## [Provided records]
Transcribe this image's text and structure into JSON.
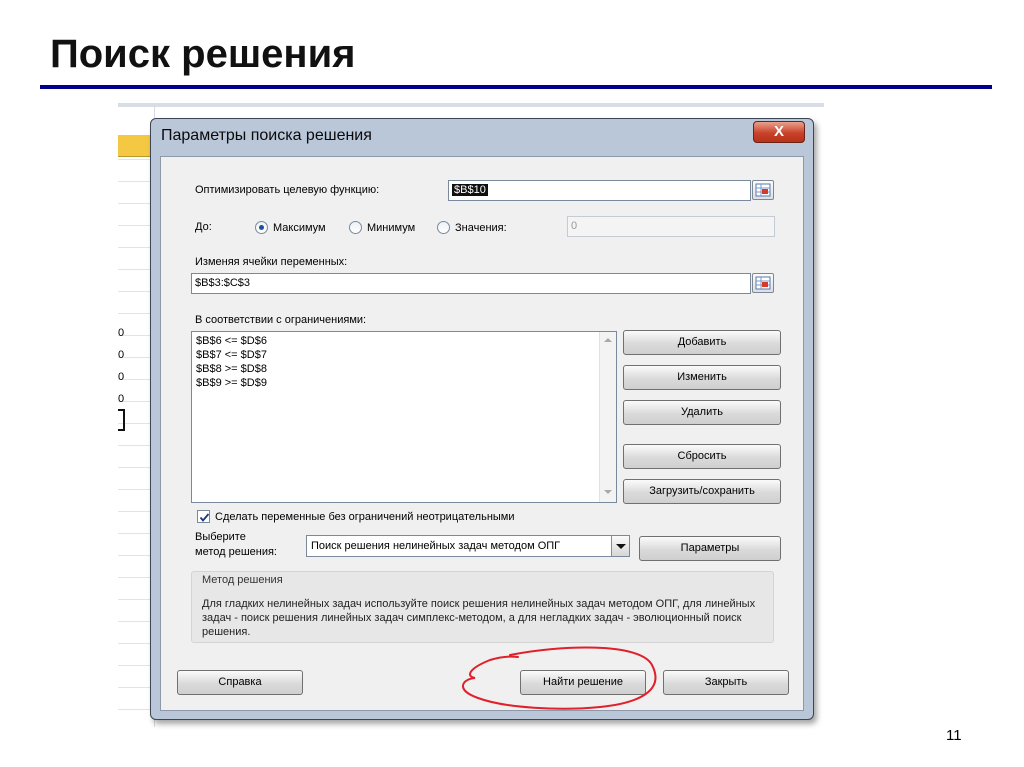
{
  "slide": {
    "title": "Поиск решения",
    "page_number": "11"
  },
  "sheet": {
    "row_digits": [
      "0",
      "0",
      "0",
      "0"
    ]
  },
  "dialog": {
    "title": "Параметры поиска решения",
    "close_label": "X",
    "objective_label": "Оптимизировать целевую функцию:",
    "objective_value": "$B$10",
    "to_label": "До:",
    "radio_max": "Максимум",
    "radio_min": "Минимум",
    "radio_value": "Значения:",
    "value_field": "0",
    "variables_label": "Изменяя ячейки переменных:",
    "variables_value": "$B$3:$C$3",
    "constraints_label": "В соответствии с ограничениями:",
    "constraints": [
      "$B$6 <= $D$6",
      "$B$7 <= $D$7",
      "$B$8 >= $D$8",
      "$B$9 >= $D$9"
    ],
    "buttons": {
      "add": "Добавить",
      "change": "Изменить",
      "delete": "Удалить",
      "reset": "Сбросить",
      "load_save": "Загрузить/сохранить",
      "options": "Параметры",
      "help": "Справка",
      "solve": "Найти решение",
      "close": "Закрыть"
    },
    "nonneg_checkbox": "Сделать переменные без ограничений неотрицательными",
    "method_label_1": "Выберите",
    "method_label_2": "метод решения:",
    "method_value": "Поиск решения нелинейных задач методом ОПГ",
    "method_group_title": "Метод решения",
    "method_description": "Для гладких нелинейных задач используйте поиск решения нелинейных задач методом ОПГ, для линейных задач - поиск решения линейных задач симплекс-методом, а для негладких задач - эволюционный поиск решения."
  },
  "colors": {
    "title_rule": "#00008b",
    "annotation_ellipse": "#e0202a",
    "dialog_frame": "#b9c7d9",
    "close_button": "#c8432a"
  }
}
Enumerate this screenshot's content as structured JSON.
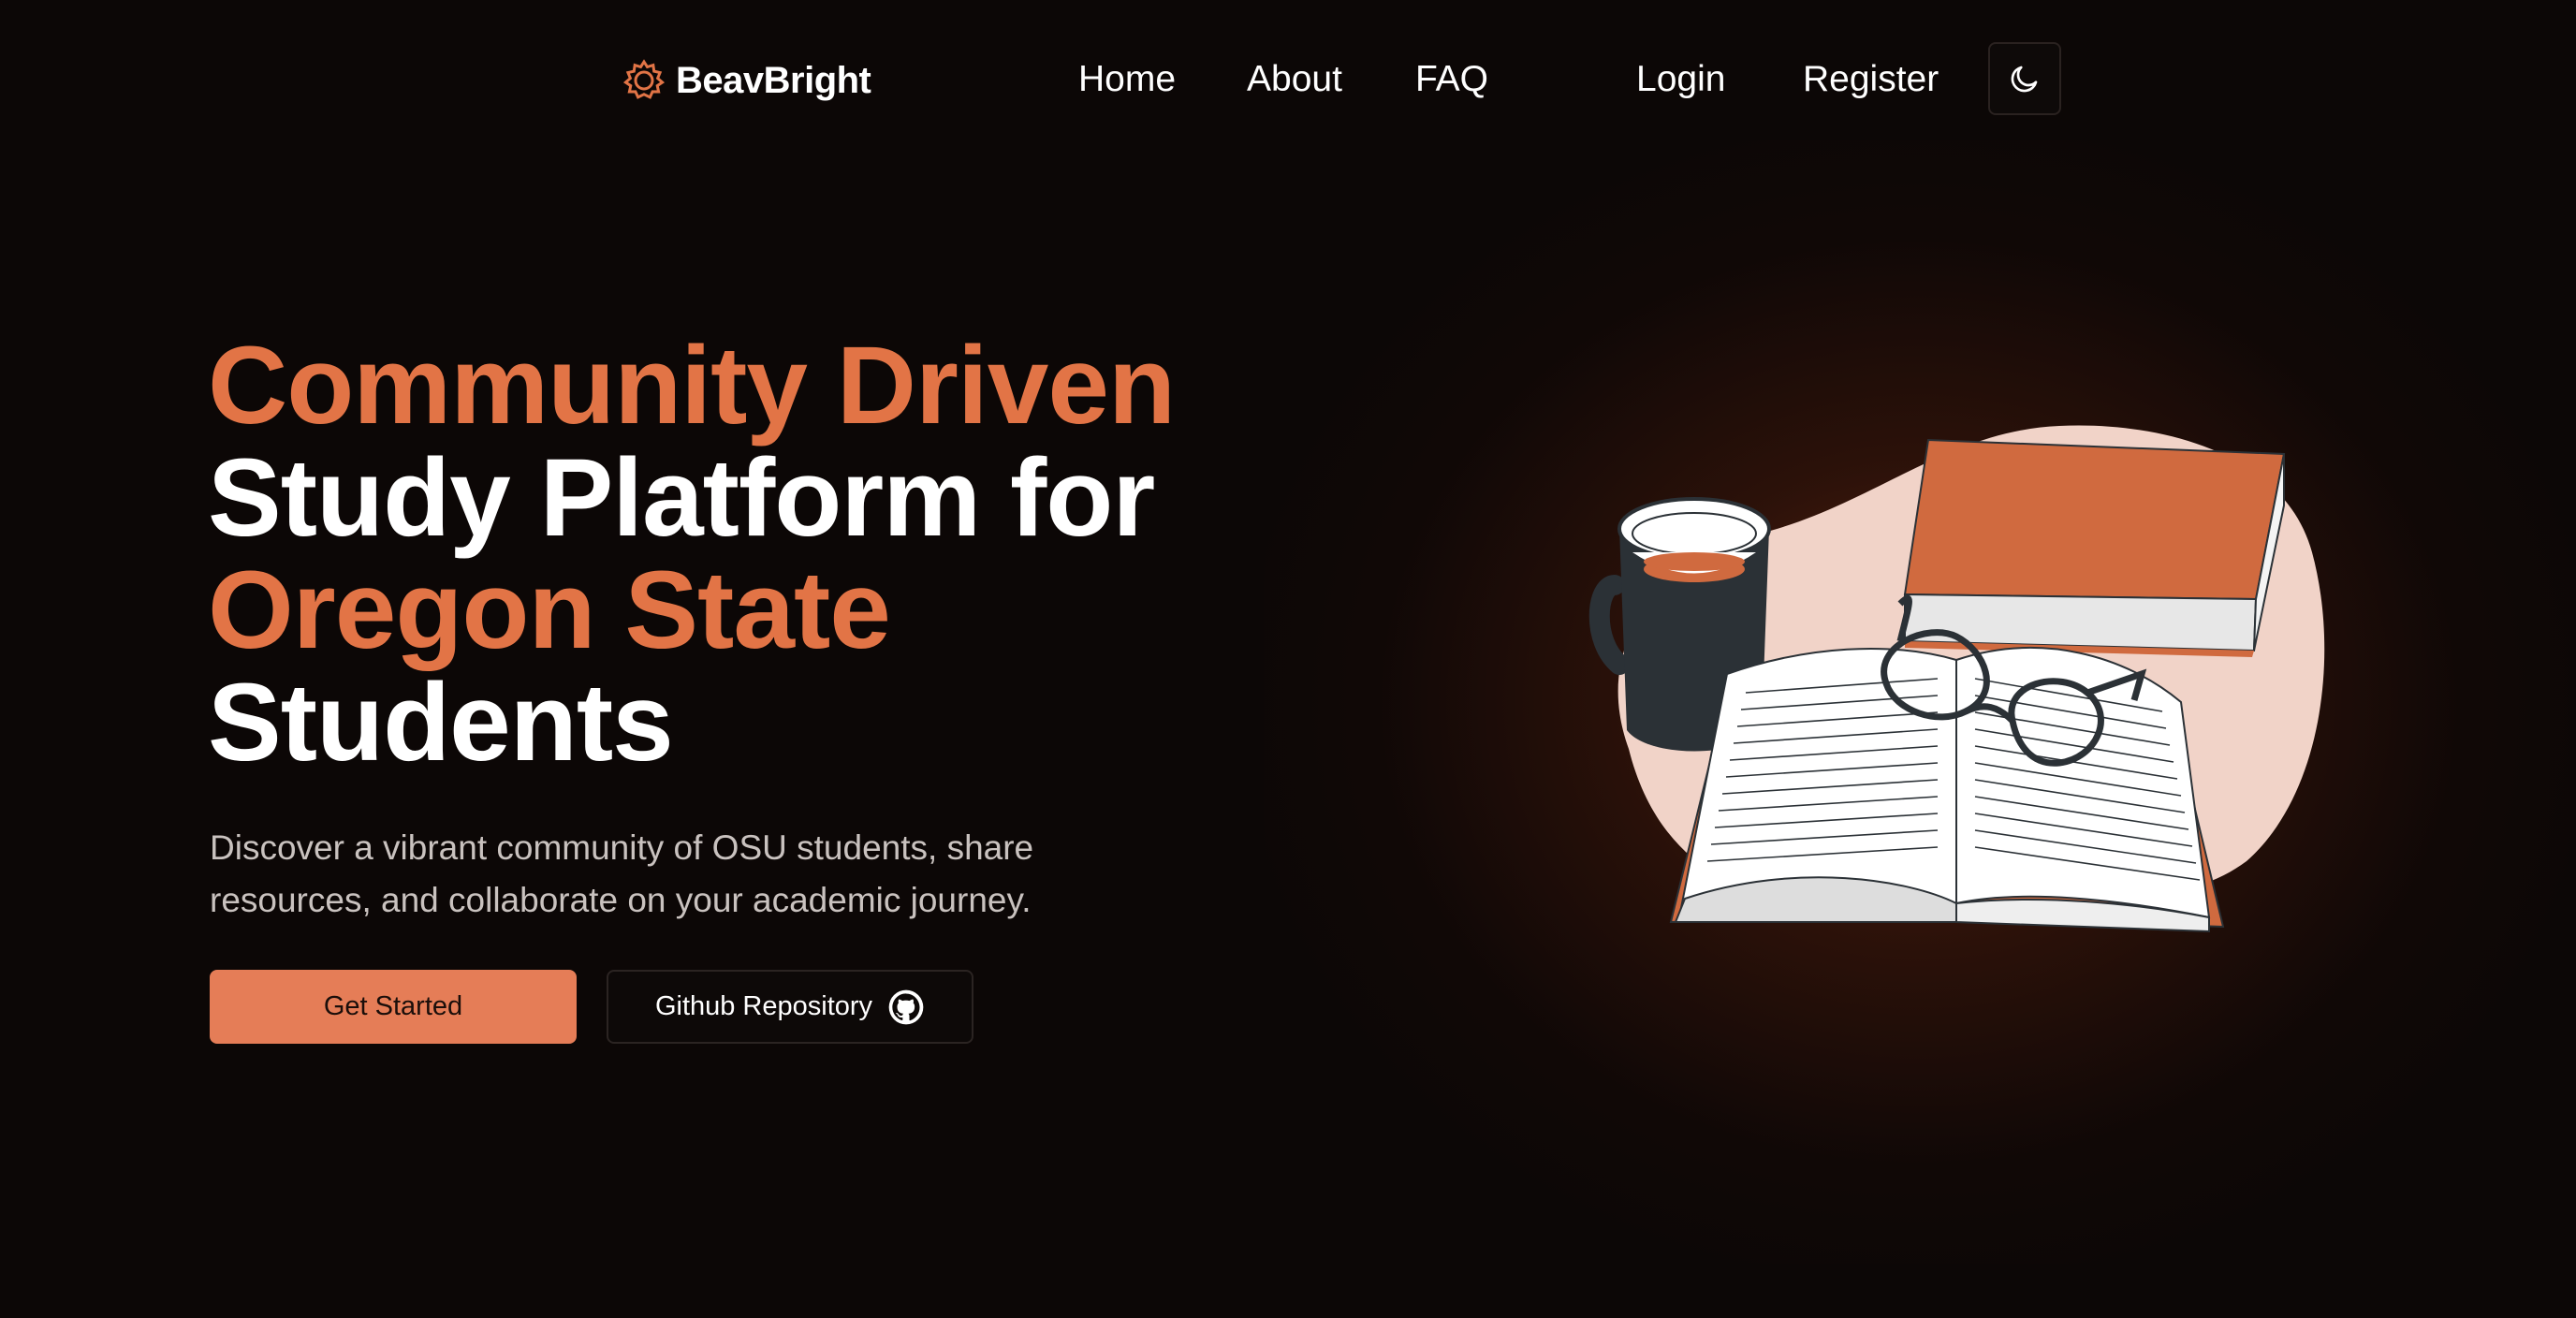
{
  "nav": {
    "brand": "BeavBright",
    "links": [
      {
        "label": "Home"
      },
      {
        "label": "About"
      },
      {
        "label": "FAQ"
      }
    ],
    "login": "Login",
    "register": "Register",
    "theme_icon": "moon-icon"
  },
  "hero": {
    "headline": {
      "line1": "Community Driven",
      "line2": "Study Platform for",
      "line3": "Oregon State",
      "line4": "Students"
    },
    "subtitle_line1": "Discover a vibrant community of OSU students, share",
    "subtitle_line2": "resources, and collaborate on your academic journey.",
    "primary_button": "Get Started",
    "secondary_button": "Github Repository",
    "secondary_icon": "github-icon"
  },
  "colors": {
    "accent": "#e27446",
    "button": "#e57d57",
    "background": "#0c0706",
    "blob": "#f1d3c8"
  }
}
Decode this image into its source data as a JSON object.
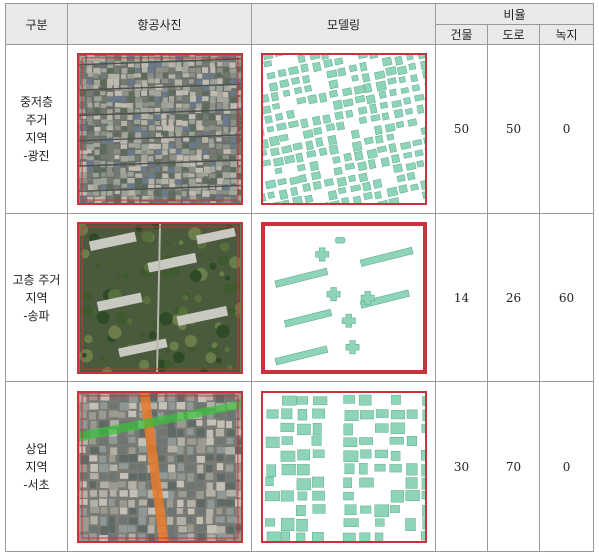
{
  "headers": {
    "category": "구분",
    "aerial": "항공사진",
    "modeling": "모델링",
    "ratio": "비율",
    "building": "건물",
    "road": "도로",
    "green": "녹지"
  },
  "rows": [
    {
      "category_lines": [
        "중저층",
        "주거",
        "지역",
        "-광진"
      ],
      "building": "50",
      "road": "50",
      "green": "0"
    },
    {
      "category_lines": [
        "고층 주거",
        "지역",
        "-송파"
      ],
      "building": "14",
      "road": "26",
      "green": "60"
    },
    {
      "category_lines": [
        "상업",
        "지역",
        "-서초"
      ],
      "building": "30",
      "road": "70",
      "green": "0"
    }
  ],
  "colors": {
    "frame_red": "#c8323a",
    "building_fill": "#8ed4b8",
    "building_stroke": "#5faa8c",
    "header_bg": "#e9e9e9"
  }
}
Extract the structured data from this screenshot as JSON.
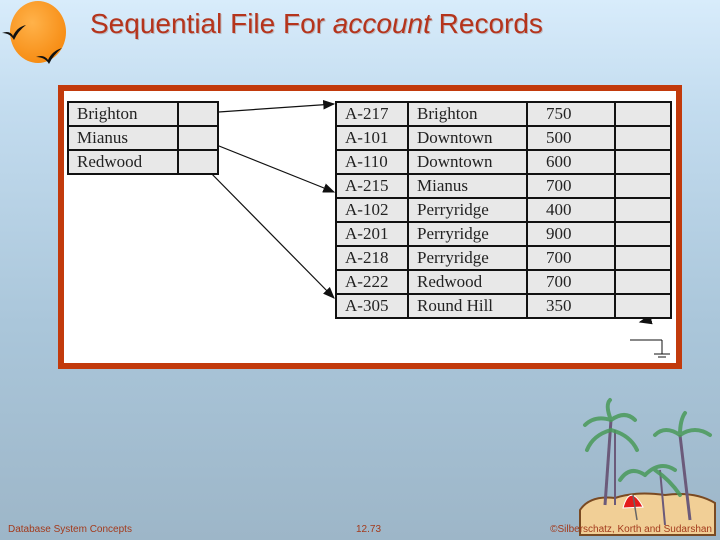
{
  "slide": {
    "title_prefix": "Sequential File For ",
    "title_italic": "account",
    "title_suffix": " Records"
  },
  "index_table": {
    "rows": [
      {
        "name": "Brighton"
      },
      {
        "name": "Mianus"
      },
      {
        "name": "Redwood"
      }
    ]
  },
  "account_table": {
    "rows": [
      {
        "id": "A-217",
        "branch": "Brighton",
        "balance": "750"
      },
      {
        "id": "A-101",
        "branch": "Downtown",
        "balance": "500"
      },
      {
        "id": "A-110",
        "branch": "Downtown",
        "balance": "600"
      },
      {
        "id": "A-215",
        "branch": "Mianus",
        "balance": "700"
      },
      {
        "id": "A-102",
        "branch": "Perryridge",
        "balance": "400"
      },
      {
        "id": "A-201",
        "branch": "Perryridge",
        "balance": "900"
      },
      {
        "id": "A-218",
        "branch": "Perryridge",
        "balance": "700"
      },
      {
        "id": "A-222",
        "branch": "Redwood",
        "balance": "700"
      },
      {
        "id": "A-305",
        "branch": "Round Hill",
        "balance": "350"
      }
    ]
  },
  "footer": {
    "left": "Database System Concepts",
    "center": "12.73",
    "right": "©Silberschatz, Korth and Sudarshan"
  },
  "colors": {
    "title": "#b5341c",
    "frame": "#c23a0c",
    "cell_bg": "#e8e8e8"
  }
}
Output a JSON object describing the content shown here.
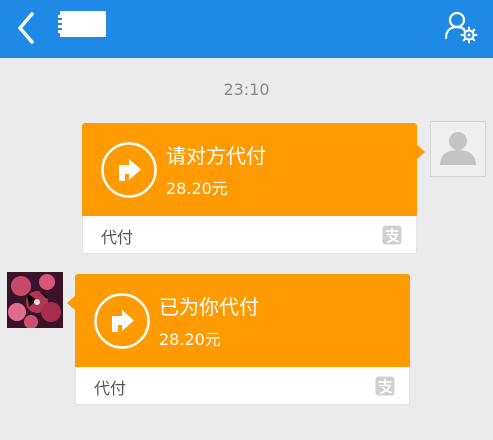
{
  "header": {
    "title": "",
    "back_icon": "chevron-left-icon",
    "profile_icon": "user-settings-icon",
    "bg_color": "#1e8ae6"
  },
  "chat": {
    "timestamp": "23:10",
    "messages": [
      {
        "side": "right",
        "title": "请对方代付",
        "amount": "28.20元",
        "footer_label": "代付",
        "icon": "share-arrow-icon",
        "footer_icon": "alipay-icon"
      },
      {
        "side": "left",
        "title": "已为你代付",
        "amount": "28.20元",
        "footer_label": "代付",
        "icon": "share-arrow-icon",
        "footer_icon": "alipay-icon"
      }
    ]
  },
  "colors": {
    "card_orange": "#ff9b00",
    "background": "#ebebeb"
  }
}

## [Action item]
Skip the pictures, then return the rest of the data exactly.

## [Exercise result]
Transcribe this image's text and structure into JSON.
{
  "slide": {
    "title": "Поиск решения",
    "page_number": "11"
  },
  "sheet": {
    "row_digits": [
      "0",
      "0",
      "0",
      "0"
    ]
  },
  "dialog": {
    "title": "Параметры поиска решения",
    "close_label": "X",
    "objective_label": "Оптимизировать целевую функцию:",
    "objective_value": "$B$10",
    "to_label": "До:",
    "radio_max": "Максимум",
    "radio_min": "Минимум",
    "radio_value": "Значения:",
    "value_field": "0",
    "variables_label": "Изменяя ячейки переменных:",
    "variables_value": "$B$3:$C$3",
    "constraints_label": "В соответствии с ограничениями:",
    "constraints": [
      "$B$6 <= $D$6",
      "$B$7 <= $D$7",
      "$B$8 >= $D$8",
      "$B$9 >= $D$9"
    ],
    "buttons": {
      "add": "Добавить",
      "change": "Изменить",
      "delete": "Удалить",
      "reset": "Сбросить",
      "load_save": "Загрузить/сохранить",
      "options": "Параметры",
      "help": "Справка",
      "solve": "Найти решение",
      "close": "Закрыть"
    },
    "nonneg_checkbox": "Сделать переменные без ограничений неотрицательными",
    "method_label_1": "Выберите",
    "method_label_2": "метод решения:",
    "method_value": "Поиск решения нелинейных задач методом ОПГ",
    "method_group_title": "Метод решения",
    "method_description": "Для гладких нелинейных задач используйте поиск решения нелинейных задач методом ОПГ, для линейных задач - поиск решения линейных задач симплекс-методом, а для негладких задач - эволюционный поиск решения."
  },
  "colors": {
    "title_rule": "#00008b",
    "annotation_ellipse": "#e0202a",
    "dialog_frame": "#b9c7d9",
    "close_button": "#c8432a"
  }
}
Enumerate this screenshot's content as structured JSON.
{
  "nav": {
    "brand": "BeavBright",
    "links": [
      {
        "label": "Home"
      },
      {
        "label": "About"
      },
      {
        "label": "FAQ"
      }
    ],
    "login": "Login",
    "register": "Register",
    "theme_icon": "moon-icon"
  },
  "hero": {
    "headline": {
      "line1": "Community Driven",
      "line2": "Study Platform for",
      "line3": "Oregon State",
      "line4": "Students"
    },
    "subtitle_line1": "Discover a vibrant community of OSU students, share",
    "subtitle_line2": "resources, and collaborate on your academic journey.",
    "primary_button": "Get Started",
    "secondary_button": "Github Repository",
    "secondary_icon": "github-icon"
  },
  "colors": {
    "accent": "#e27446",
    "button": "#e57d57",
    "background": "#0c0706",
    "blob": "#f1d3c8"
  }
}
Decode this image into its source data as a JSON object.
{
  "headers": {
    "category": "구분",
    "aerial": "항공사진",
    "modeling": "모델링",
    "ratio": "비율",
    "building": "건물",
    "road": "도로",
    "green": "녹지"
  },
  "rows": [
    {
      "category_lines": [
        "중저층",
        "주거",
        "지역",
        "-광진"
      ],
      "building": "50",
      "road": "50",
      "green": "0"
    },
    {
      "category_lines": [
        "고층 주거",
        "지역",
        "-송파"
      ],
      "building": "14",
      "road": "26",
      "green": "60"
    },
    {
      "category_lines": [
        "상업",
        "지역",
        "-서초"
      ],
      "building": "30",
      "road": "70",
      "green": "0"
    }
  ],
  "colors": {
    "frame_red": "#c8323a",
    "building_fill": "#8ed4b8",
    "building_stroke": "#5faa8c",
    "header_bg": "#e9e9e9"
  }
}
Extract the structured data from this screenshot as JSON.
{
  "slide": {
    "title_prefix": "Sequential File For ",
    "title_italic": "account",
    "title_suffix": " Records"
  },
  "index_table": {
    "rows": [
      {
        "name": "Brighton"
      },
      {
        "name": "Mianus"
      },
      {
        "name": "Redwood"
      }
    ]
  },
  "account_table": {
    "rows": [
      {
        "id": "A-217",
        "branch": "Brighton",
        "balance": "750"
      },
      {
        "id": "A-101",
        "branch": "Downtown",
        "balance": "500"
      },
      {
        "id": "A-110",
        "branch": "Downtown",
        "balance": "600"
      },
      {
        "id": "A-215",
        "branch": "Mianus",
        "balance": "700"
      },
      {
        "id": "A-102",
        "branch": "Perryridge",
        "balance": "400"
      },
      {
        "id": "A-201",
        "branch": "Perryridge",
        "balance": "900"
      },
      {
        "id": "A-218",
        "branch": "Perryridge",
        "balance": "700"
      },
      {
        "id": "A-222",
        "branch": "Redwood",
        "balance": "700"
      },
      {
        "id": "A-305",
        "branch": "Round Hill",
        "balance": "350"
      }
    ]
  },
  "footer": {
    "left": "Database System Concepts",
    "center": "12.73",
    "right": "©Silberschatz, Korth and Sudarshan"
  },
  "colors": {
    "title": "#b5341c",
    "frame": "#c23a0c",
    "cell_bg": "#e8e8e8"
  }
}
Output a JSON object describing the content shown here.
{
  "header": {
    "title": "",
    "back_icon": "chevron-left-icon",
    "profile_icon": "user-settings-icon",
    "bg_color": "#1e8ae6"
  },
  "chat": {
    "timestamp": "23:10",
    "messages": [
      {
        "side": "right",
        "title": "请对方代付",
        "amount": "28.20元",
        "footer_label": "代付",
        "icon": "share-arrow-icon",
        "footer_icon": "alipay-icon"
      },
      {
        "side": "left",
        "title": "已为你代付",
        "amount": "28.20元",
        "footer_label": "代付",
        "icon": "share-arrow-icon",
        "footer_icon": "alipay-icon"
      }
    ]
  },
  "colors": {
    "card_orange": "#ff9b00",
    "background": "#ebebeb"
  }
}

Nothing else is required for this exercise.